Available records —
-- Opening Marker --
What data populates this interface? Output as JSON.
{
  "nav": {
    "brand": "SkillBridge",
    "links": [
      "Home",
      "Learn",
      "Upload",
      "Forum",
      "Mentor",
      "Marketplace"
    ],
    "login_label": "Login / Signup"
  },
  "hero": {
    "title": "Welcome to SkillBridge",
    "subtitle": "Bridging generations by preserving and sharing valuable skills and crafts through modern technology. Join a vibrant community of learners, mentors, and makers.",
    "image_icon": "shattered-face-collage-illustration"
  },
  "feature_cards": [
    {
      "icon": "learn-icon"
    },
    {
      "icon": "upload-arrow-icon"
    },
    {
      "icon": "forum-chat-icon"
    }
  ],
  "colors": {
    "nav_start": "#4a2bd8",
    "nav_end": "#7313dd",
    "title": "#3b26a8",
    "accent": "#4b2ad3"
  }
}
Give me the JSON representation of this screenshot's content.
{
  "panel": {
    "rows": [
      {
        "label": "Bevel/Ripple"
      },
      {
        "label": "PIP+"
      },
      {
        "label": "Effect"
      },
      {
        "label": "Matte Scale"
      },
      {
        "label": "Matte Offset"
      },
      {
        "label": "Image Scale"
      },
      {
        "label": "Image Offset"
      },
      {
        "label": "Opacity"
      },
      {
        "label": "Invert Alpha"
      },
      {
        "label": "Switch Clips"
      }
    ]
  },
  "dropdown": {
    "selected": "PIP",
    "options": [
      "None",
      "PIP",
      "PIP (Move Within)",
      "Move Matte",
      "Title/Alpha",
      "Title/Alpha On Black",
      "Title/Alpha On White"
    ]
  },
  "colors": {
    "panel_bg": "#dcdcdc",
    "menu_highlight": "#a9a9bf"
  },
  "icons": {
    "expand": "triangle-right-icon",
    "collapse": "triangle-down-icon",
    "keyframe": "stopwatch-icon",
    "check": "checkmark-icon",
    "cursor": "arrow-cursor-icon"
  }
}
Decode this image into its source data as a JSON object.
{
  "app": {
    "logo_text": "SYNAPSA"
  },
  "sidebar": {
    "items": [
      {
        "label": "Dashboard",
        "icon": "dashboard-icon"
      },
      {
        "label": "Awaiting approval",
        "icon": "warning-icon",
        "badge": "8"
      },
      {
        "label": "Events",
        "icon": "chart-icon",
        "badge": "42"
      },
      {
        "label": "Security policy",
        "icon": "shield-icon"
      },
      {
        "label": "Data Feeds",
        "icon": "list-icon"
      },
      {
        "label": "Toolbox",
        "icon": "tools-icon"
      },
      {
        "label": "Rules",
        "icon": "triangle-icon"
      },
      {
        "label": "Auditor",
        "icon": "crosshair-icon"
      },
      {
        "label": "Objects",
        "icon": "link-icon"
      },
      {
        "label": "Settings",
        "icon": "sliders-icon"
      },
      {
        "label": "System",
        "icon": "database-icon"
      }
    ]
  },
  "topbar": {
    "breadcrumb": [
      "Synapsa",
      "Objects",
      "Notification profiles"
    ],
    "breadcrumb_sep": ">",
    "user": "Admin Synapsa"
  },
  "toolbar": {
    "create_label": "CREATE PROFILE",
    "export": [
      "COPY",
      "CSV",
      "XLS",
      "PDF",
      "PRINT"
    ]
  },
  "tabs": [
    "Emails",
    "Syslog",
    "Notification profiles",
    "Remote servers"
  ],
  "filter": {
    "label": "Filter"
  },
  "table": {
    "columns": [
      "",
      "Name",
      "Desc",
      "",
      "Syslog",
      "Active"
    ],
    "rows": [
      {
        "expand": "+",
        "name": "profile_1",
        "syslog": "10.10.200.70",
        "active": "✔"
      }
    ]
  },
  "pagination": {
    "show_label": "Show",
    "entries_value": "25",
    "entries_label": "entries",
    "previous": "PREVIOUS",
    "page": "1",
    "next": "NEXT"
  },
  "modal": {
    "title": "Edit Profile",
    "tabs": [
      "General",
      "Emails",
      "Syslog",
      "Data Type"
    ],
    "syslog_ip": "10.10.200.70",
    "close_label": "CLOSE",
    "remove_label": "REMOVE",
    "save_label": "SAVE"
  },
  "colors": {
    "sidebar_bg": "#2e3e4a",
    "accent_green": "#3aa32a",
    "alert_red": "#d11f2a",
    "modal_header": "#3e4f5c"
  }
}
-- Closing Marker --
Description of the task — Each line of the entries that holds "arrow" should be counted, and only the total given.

Completed task — 2